Brie, Camembert, cheddar, chèvre, Swiss, stringy, blue, white or bright orange – if you’re a fan of fromage, you’ll love this Listopedia Bucket List of all the cheesiest spots around the world.

Cheese so good it’s protected: Parma, Italy

With a protected designation of origin, real Parmigiano-Reggiano (parmesan to you and me) hails from the stunning Renaissance city of Parma. In between wandering the cobblestone streets and sipping espresso in the historic piazzas, head into one of the many delicatessens and ask to sample a piece for yourself.

In the market for cheese: Gouda, The Netherlands

Take a tour of The Netherlands via its cheese markets. This might sound too quaint to be true, but this is the country that brought you windmills and clogs. In the town of Gouda, (well, the name says it all) the city’s namesake cheese is sold in a summer market in front of the historic town hall and cheese-weighing house. A 400-year-old market revolves around wheels of the yellow stuff in Alkmaar. For real enthusiasts, complete the journey with visits to the remaining two cheese markets in The Netherlands, situated in Edam and the fishing village of Hoorn, situated on the shores of Lake Marker.

Fondue or not fondue: Gruyères, Switzerland
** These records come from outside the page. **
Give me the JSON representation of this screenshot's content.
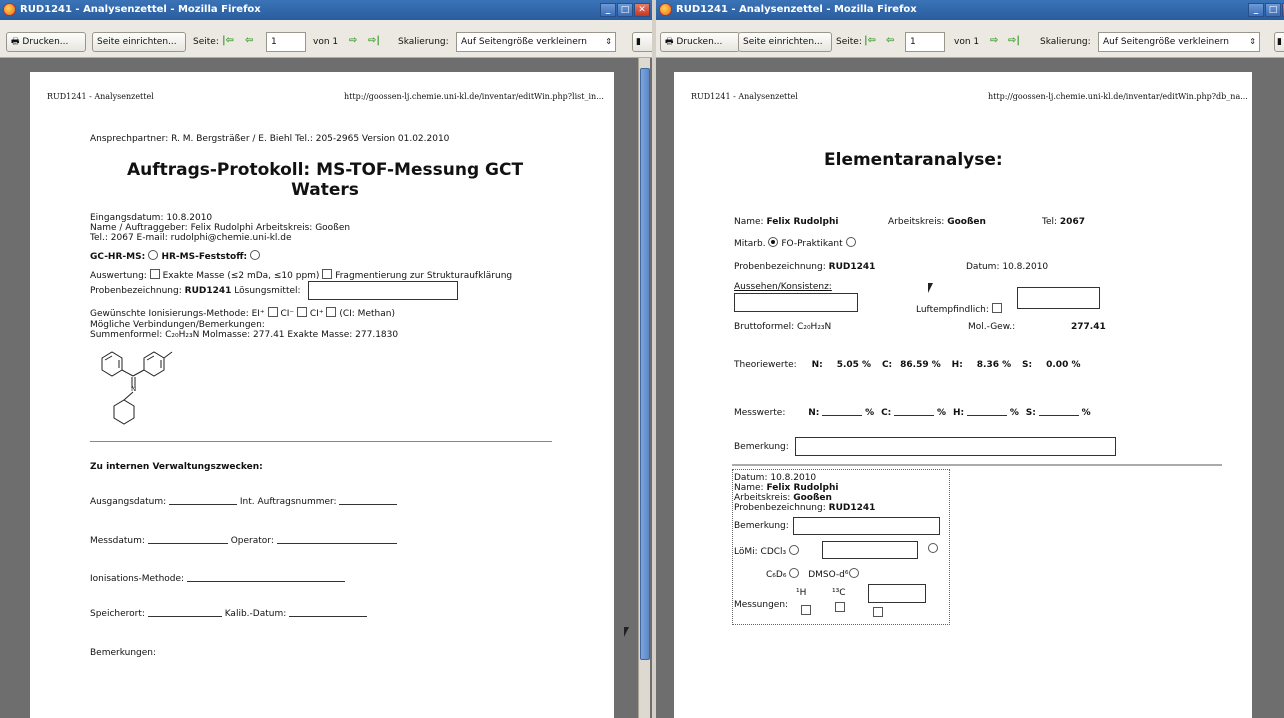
{
  "window_title": "RUD1241 - Analysenzettel - Mozilla Firefox",
  "toolbar": {
    "print_label": "Drucken...",
    "page_setup_label": "Seite einrichten...",
    "page_label": "Seite:",
    "page_value": "1",
    "of_label": "von 1",
    "scale_label": "Skalierung:",
    "scale_value": "Auf Seitengröße verkleinern"
  },
  "left_page": {
    "header_left": "RUD1241 - Analysenzettel",
    "header_right": "http://goossen-lj.chemie.uni-kl.de/inventar/editWin.php?list_in...",
    "contact": "Ansprechpartner: R. M. Bergsträßer / E. Biehl Tel.: 205-2965   Version 01.02.2010",
    "title_line1": "Auftrags-Protokoll: MS-TOF-Messung GCT",
    "title_line2": "Waters",
    "eingang": "Eingangsdatum: 10.8.2010",
    "auftraggeber": "Name / Auftraggeber: Felix Rudolphi Arbeitskreis: Gooßen",
    "tel_email": "Tel.: 2067 E-mail: rudolphi@chemie.uni-kl.de",
    "gc_hr_ms": "GC-HR-MS:",
    "hr_ms_feststoff": "HR-MS-Feststoff:",
    "auswertung": "Auswertung:",
    "exakte_masse": "Exakte Masse (≤2 mDa, ≤10 ppm)",
    "fragmentierung": "Fragmentierung zur Strukturaufklärung",
    "probenbez_label": "Probenbezeichnung:",
    "probenbez_value": "RUD1241",
    "loesungsmittel": "Lösungsmittel:",
    "ionisierung": "Gewünschte Ionisierungs-Methode: EI⁺",
    "ci_minus": "CI⁻",
    "ci_plus": "CI⁺",
    "ci_methan": "(CI: Methan)",
    "moegliche": "Mögliche Verbindungen/Bemerkungen:",
    "summenformel": "Summenformel: C₂₀H₂₃N Molmasse: 277.41 Exakte Masse: 277.1830",
    "intern_heading": "Zu internen Verwaltungszwecken:",
    "ausgangsdatum": "Ausgangsdatum:",
    "int_auftragsnummer": "Int. Auftragsnummer:",
    "messdatum": "Messdatum:",
    "operator": "Operator:",
    "ionisations_methode": "Ionisations-Methode:",
    "speicherort": "Speicherort:",
    "kalib_datum": "Kalib.-Datum:",
    "bemerkungen": "Bemerkungen:"
  },
  "right_page": {
    "header_left": "RUD1241 - Analysenzettel",
    "header_right": "http://goossen-lj.chemie.uni-kl.de/inventar/editWin.php?db_na...",
    "title": "Elementaranalyse:",
    "name_label": "Name:",
    "name_value": "Felix Rudolphi",
    "ak_label": "Arbeitskreis:",
    "ak_value": "Gooßen",
    "tel_label": "Tel:",
    "tel_value": "2067",
    "mitarb": "Mitarb.",
    "fo_praktikant": "FO-Praktikant",
    "probenbez_label": "Probenbezeichnung:",
    "probenbez_value": "RUD1241",
    "datum": "Datum: 10.8.2010",
    "aussehen": "Aussehen/Konsistenz:",
    "luftempfindlich": "Luftempfindlich:",
    "bruttoformel": "Bruttoformel: C₂₀H₂₃N",
    "molgew_label": "Mol.-Gew.:",
    "molgew_value": "277.41",
    "theorie_label": "Theoriewerte:",
    "theorie_n": "N:",
    "theorie_n_val": "5.05 %",
    "theorie_c": "C:",
    "theorie_c_val": "86.59 %",
    "theorie_h": "H:",
    "theorie_h_val": "8.36 %",
    "theorie_s": "S:",
    "theorie_s_val": "0.00 %",
    "mess_label": "Messwerte:",
    "mess_n": "N:",
    "mess_c": "C:",
    "mess_h": "H:",
    "mess_s": "S:",
    "percent": "%",
    "bemerkung": "Bemerkung:",
    "box_datum": "Datum: 10.8.2010",
    "box_name_label": "Name:",
    "box_name_value": "Felix Rudolphi",
    "box_ak_label": "Arbeitskreis:",
    "box_ak_value": "Gooßen",
    "box_proben_label": "Probenbezeichnung:",
    "box_proben_value": "RUD1241",
    "box_bemerkung": "Bemerkung:",
    "loemi": "LöMi:",
    "cdcl3": "CDCl₃",
    "c6d6": "C₆D₆",
    "dmso": "DMSO-d⁶",
    "messungen": "Messungen:",
    "h1": "¹H",
    "c13": "¹³C"
  }
}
No cheese destination guide would be complete without a mention of the one-pot phenomenon that is fondue. We all know this a dish consists of melted cheese served in a communal pot (caquelon) over a small stove (réchaud), and is eaten by dipping chunks of bread into the gooey sauce, but who in invented it? Served in Switzerland, Italy and France, you’re spoilt for choice when it comes to sampling this guilty pleasure. For the quintessential fondue experience, it would have to be Le Chalet in the medieval town of Gruyères.
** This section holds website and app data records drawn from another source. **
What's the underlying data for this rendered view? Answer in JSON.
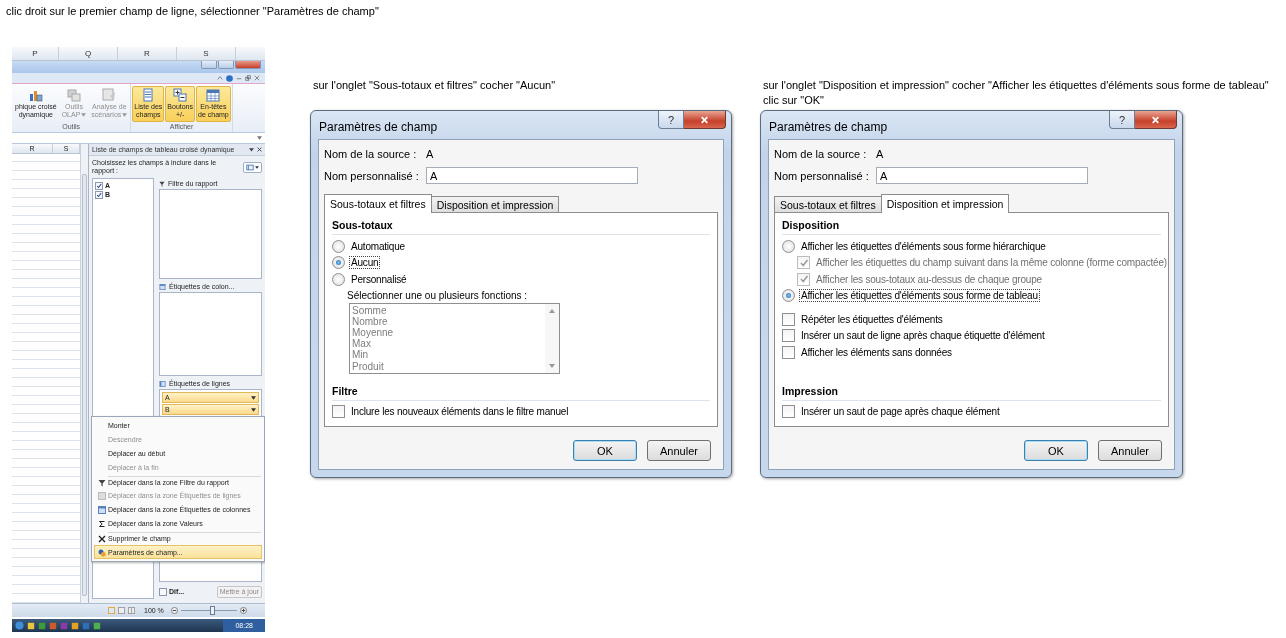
{
  "instruction": "clic droit sur le premier champ de ligne, sélectionner \"Paramètres de champ\"",
  "excel": {
    "column_headers": [
      "P",
      "Q",
      "R",
      "S"
    ],
    "ribbon_groups": [
      {
        "label": "Outils",
        "buttons": [
          {
            "lines": [
              "phique croisé",
              "dynamique"
            ],
            "disabled": false,
            "selected": false,
            "dropdown": false
          },
          {
            "lines": [
              "Outils",
              "OLAP"
            ],
            "disabled": true,
            "selected": false,
            "dropdown": true
          },
          {
            "lines": [
              "Analyse de",
              "scénarios"
            ],
            "disabled": true,
            "selected": false,
            "dropdown": true
          }
        ]
      },
      {
        "label": "Afficher",
        "buttons": [
          {
            "lines": [
              "Liste des",
              "champs"
            ],
            "disabled": false,
            "selected": true,
            "dropdown": false
          },
          {
            "lines": [
              "Boutons",
              "+/-"
            ],
            "disabled": false,
            "selected": true,
            "dropdown": false
          },
          {
            "lines": [
              "En-têtes",
              "de champ"
            ],
            "disabled": false,
            "selected": true,
            "dropdown": false
          }
        ]
      }
    ],
    "sheet_headers": [
      "R",
      "S"
    ],
    "pane": {
      "title": "Liste de champs de tableau croisé dynamique",
      "prompt": "Choisissez les champs à inclure dans le rapport :",
      "fields": [
        {
          "label": "A",
          "checked": true
        },
        {
          "label": "B",
          "checked": true
        }
      ],
      "areas": [
        {
          "kind": "filter",
          "label": "Filtre du rapport"
        },
        {
          "kind": "columns",
          "label": "Étiquettes de colon..."
        },
        {
          "kind": "rows",
          "label": "Étiquettes de lignes",
          "items": [
            "A",
            "B"
          ]
        }
      ],
      "defer": {
        "label": "Dif...",
        "checked": false
      },
      "update_button": {
        "label": "Mettre à jour",
        "disabled": true
      }
    },
    "context_menu": [
      {
        "label": "Monter",
        "kind": "plain",
        "disabled": false,
        "selected": false,
        "separator_before": false
      },
      {
        "label": "Descendre",
        "kind": "plain",
        "disabled": true,
        "selected": false,
        "separator_before": false
      },
      {
        "label": "Déplacer au début",
        "kind": "plain",
        "disabled": false,
        "selected": false,
        "separator_before": false
      },
      {
        "label": "Déplacer à la fin",
        "kind": "plain",
        "disabled": true,
        "selected": false,
        "separator_before": false
      },
      {
        "label": "Déplacer dans la zone Filtre du rapport",
        "kind": "filter",
        "disabled": false,
        "selected": false,
        "separator_before": true
      },
      {
        "label": "Déplacer dans la zone Étiquettes de lignes",
        "kind": "rows",
        "disabled": true,
        "selected": false,
        "separator_before": false
      },
      {
        "label": "Déplacer dans la zone Étiquettes de colonnes",
        "kind": "columns",
        "disabled": false,
        "selected": false,
        "separator_before": false
      },
      {
        "label": "Déplacer dans la zone Valeurs",
        "kind": "values",
        "disabled": false,
        "selected": false,
        "separator_before": false
      },
      {
        "label": "Supprimer le champ",
        "kind": "delete",
        "disabled": false,
        "selected": false,
        "separator_before": true
      },
      {
        "label": "Paramètres de champ...",
        "kind": "settings",
        "disabled": false,
        "selected": true,
        "separator_before": true
      }
    ],
    "status_bar": {
      "zoom": "100 %",
      "level": 0.55
    },
    "taskbar": {
      "time": "08:28"
    }
  },
  "dialogs": [
    {
      "caption": [
        "sur l'onglet \"Sous-totaux et filtres\" cocher \"Aucun\""
      ],
      "title": "Paramètres de champ",
      "help": "?",
      "source_label": "Nom de la source :",
      "source_value": "A",
      "custom_label": "Nom personnalisé :",
      "custom_value": "A",
      "tabs": [
        {
          "label": "Sous-totaux et filtres",
          "selected": true
        },
        {
          "label": "Disposition et impression",
          "selected": false
        }
      ],
      "sections": [
        {
          "heading": "Sous-totaux",
          "items": [
            {
              "kind": "radio",
              "label": "Automatique",
              "selected": false,
              "focused": false
            },
            {
              "kind": "radio",
              "label": "Aucun",
              "selected": true,
              "focused": true
            },
            {
              "kind": "radio",
              "label": "Personnalisé",
              "selected": false,
              "focused": false,
              "children": [
                {
                  "kind": "label",
                  "label": "Sélectionner une ou plusieurs fonctions :"
                },
                {
                  "kind": "listbox",
                  "options": [
                    "Somme",
                    "Nombre",
                    "Moyenne",
                    "Max",
                    "Min",
                    "Produit"
                  ],
                  "disabled": true
                }
              ]
            }
          ]
        },
        {
          "heading": "Filtre",
          "items": [
            {
              "kind": "checkbox",
              "label": "Inclure les nouveaux éléments dans le filtre manuel",
              "checked": false,
              "disabled": false,
              "focused": false
            }
          ]
        }
      ],
      "buttons": [
        {
          "label": "OK",
          "default": true
        },
        {
          "label": "Annuler",
          "default": false
        }
      ]
    },
    {
      "caption": [
        "sur l'onglet \"Disposition et impression\" cocher \"Afficher les étiquettes d'éléments sous forme de tableau\"",
        "clic sur \"OK\""
      ],
      "title": "Paramètres de champ",
      "help": "?",
      "source_label": "Nom de la source :",
      "source_value": "A",
      "custom_label": "Nom personnalisé :",
      "custom_value": "A",
      "tabs": [
        {
          "label": "Sous-totaux et filtres",
          "selected": false
        },
        {
          "label": "Disposition et impression",
          "selected": true
        }
      ],
      "sections": [
        {
          "heading": "Disposition",
          "items": [
            {
              "kind": "radio",
              "label": "Afficher les étiquettes d'éléments sous forme hiérarchique",
              "selected": false,
              "focused": false,
              "children": [
                {
                  "kind": "checkbox",
                  "label": "Afficher les étiquettes du champ suivant dans la même colonne (forme compactée)",
                  "checked": true,
                  "disabled": true,
                  "focused": false
                },
                {
                  "kind": "checkbox",
                  "label": "Afficher les sous-totaux au-dessus de chaque groupe",
                  "checked": true,
                  "disabled": true,
                  "focused": false
                }
              ]
            },
            {
              "kind": "radio",
              "label": "Afficher les étiquettes d'éléments sous forme de tableau",
              "selected": true,
              "focused": true
            },
            {
              "kind": "checkbox",
              "label": "Répéter les étiquettes d'éléments",
              "checked": false,
              "disabled": false,
              "focused": false
            },
            {
              "kind": "checkbox",
              "label": "Insérer un saut de ligne après chaque étiquette d'élément",
              "checked": false,
              "disabled": false,
              "focused": false
            },
            {
              "kind": "checkbox",
              "label": "Afficher les éléments sans données",
              "checked": false,
              "disabled": false,
              "focused": false
            }
          ]
        },
        {
          "heading": "Impression",
          "items": [
            {
              "kind": "checkbox",
              "label": "Insérer un saut de page après chaque élément",
              "checked": false,
              "disabled": false,
              "focused": false
            }
          ]
        }
      ],
      "buttons": [
        {
          "label": "OK",
          "default": true
        },
        {
          "label": "Annuler",
          "default": false
        }
      ]
    }
  ]
}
Touring the cheese trail: Vermont, America

When you think of America and food, cheese might not be the first ingredient that springs to mind but over the past 10 years, the quality and quantity of artisan produces leading the whey (get it?) has skyrocketed. In Vermont alone there are 44 goat, sheep and cow’s milk cheese producers – so grab a cheese trail map and get tasting. From Alpine-style to washed rinds, there’s a cheese for everyone here.

We scream for cheese ice cream: Merida, Venezuela

Yes, you read that correctly. In Venezuela there’s an ice cream parlour that serves so many creative and quirky flavours, (more than 860, in fact) they’ve earned themselves a place in the Guinness Book of Records. Heladería Coromoto (Av 3 Independencia No 28-75) has been serving cheese-flavoured gelati for decades. If you’d prefer to taste some more local flavours, order a scoop of Mexican Sundae, which apparently tastes like black beans, beef, chili, onion and tomato.

Going underground: Roquefort, France

Small but perfectly formed, the pretty village of Roquefort revolves around its world-famous sheep’s milk cheese. Tangy and smelly or rich and full-bodied, there’s no middle ground with this cheese, which takes on its distinctive blue-green tinge thanks to months of aging in the region’s limestone caves at the foot of Combalou Mountain. Take a free guided tour of the ripening caves at Papillon before sampling the flavourful cheese for yourself above ground in one of the town’s many brasseries.

Race for the cheese: Gloucester, UK

The perilous pastime of cheese-rolling takes place on the May Bank Holiday each year in Gloucester during the Cheese Rolling and Wake event and has done so since the early 1800s. As the name suggests, you’ll see locals and visitors from around the world hurtling down Cooper’s Hill in pursuit of a few wheels of (what else?) Gloucester Double. In 2013 a record 5000 spectators positioned themselves on the slopes to watch competitors trip and tumble their way down the almost vertical course. The reward? Cheese!